Each line below should be written out again exactly.

*** DATASET EXTRACT

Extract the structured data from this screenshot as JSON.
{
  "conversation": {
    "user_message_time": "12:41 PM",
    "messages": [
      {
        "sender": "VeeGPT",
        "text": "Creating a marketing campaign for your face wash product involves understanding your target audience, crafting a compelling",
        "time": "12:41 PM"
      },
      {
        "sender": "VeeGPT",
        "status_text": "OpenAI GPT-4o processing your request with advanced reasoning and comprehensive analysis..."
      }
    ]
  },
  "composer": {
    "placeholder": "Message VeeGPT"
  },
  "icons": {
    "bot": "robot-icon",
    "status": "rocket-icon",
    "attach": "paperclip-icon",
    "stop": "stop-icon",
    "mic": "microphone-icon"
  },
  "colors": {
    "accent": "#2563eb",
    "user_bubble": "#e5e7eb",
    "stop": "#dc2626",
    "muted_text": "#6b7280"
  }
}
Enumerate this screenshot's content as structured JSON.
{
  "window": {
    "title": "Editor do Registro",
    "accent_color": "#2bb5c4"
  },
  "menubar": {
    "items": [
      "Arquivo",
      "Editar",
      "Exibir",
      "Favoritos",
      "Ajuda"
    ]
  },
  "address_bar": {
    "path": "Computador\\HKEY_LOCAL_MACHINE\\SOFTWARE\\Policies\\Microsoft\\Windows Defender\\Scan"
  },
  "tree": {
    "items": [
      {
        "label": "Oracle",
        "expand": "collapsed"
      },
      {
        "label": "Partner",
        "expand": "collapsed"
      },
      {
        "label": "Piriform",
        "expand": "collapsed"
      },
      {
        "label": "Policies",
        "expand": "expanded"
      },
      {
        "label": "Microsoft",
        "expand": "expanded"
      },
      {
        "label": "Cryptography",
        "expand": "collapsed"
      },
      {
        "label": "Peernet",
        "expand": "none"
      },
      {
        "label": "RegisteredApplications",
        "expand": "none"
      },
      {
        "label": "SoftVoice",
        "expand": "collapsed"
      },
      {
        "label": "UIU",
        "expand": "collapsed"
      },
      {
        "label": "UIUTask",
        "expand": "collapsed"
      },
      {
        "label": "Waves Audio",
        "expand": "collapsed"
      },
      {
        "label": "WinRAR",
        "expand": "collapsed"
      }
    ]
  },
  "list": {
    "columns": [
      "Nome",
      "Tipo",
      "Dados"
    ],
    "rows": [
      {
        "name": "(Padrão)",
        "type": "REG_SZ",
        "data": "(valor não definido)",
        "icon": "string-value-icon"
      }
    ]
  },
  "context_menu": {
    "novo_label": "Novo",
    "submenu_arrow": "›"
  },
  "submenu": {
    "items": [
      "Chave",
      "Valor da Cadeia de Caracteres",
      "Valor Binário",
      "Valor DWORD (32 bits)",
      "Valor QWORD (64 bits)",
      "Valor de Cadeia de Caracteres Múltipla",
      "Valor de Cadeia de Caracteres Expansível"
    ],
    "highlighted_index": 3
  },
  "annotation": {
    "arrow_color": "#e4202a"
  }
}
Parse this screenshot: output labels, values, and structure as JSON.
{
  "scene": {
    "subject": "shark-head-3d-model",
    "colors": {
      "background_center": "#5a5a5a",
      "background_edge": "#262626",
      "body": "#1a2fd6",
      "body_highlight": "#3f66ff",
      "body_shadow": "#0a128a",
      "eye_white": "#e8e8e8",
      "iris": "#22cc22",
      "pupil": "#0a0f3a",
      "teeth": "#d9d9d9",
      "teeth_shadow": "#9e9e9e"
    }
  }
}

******

=== EXERCISE OUTPUT ===
Extract the structured data from this screenshot as JSON.
{
  "conversation": {
    "user_message_time": "12:41 PM",
    "messages": [
      {
        "sender": "VeeGPT",
        "text": "Creating a marketing campaign for your face wash product involves understanding your target audience, crafting a compelling",
        "time": "12:41 PM"
      },
      {
        "sender": "VeeGPT",
        "status_text": "OpenAI GPT-4o processing your request with advanced reasoning and comprehensive analysis..."
      }
    ]
  },
  "composer": {
    "placeholder": "Message VeeGPT"
  },
  "icons": {
    "bot": "robot-icon",
    "status": "rocket-icon",
    "attach": "paperclip-icon",
    "stop": "stop-icon",
    "mic": "microphone-icon"
  },
  "colors": {
    "accent": "#2563eb",
    "user_bubble": "#e5e7eb",
    "stop": "#dc2626",
    "muted_text": "#6b7280"
  }
}
Enumerate this screenshot's content as structured JSON.
{
  "window": {
    "title": "Editor do Registro",
    "accent_color": "#2bb5c4"
  },
  "menubar": {
    "items": [
      "Arquivo",
      "Editar",
      "Exibir",
      "Favoritos",
      "Ajuda"
    ]
  },
  "address_bar": {
    "path": "Computador\\HKEY_LOCAL_MACHINE\\SOFTWARE\\Policies\\Microsoft\\Windows Defender\\Scan"
  },
  "tree": {
    "items": [
      {
        "label": "Oracle",
        "expand": "collapsed"
      },
      {
        "label": "Partner",
        "expand": "collapsed"
      },
      {
        "label": "Piriform",
        "expand": "collapsed"
      },
      {
        "label": "Policies",
        "expand": "expanded"
      },
      {
        "label": "Microsoft",
        "expand": "expanded"
      },
      {
        "label": "Cryptography",
        "expand": "collapsed"
      },
      {
        "label": "Peernet",
        "expand": "none"
      },
      {
        "label": "RegisteredApplications",
        "expand": "none"
      },
      {
        "label": "SoftVoice",
        "expand": "collapsed"
      },
      {
        "label": "UIU",
        "expand": "collapsed"
      },
      {
        "label": "UIUTask",
        "expand": "collapsed"
      },
      {
        "label": "Waves Audio",
        "expand": "collapsed"
      },
      {
        "label": "WinRAR",
        "expand": "collapsed"
      }
    ]
  },
  "list": {
    "columns": [
      "Nome",
      "Tipo",
      "Dados"
    ],
    "rows": [
      {
        "name": "(Padrão)",
        "type": "REG_SZ",
        "data": "(valor não definido)",
        "icon": "string-value-icon"
      }
    ]
  },
  "context_menu": {
    "novo_label": "Novo",
    "submenu_arrow": "›"
  },
  "submenu": {
    "items": [
      "Chave",
      "Valor da Cadeia de Caracteres",
      "Valor Binário",
      "Valor DWORD (32 bits)",
      "Valor QWORD (64 bits)",
      "Valor de Cadeia de Caracteres Múltipla",
      "Valor de Cadeia de Caracteres Expansível"
    ],
    "highlighted_index": 3
  },
  "annotation": {
    "arrow_color": "#e4202a"
  }
}
Parse this screenshot: output labels, values, and structure as JSON.
{
  "scene": {
    "subject": "shark-head-3d-model",
    "colors": {
      "background_center": "#5a5a5a",
      "background_edge": "#262626",
      "body": "#1a2fd6",
      "body_highlight": "#3f66ff",
      "body_shadow": "#0a128a",
      "eye_white": "#e8e8e8",
      "iris": "#22cc22",
      "pupil": "#0a0f3a",
      "teeth": "#d9d9d9",
      "teeth_shadow": "#9e9e9e"
    }
  }
}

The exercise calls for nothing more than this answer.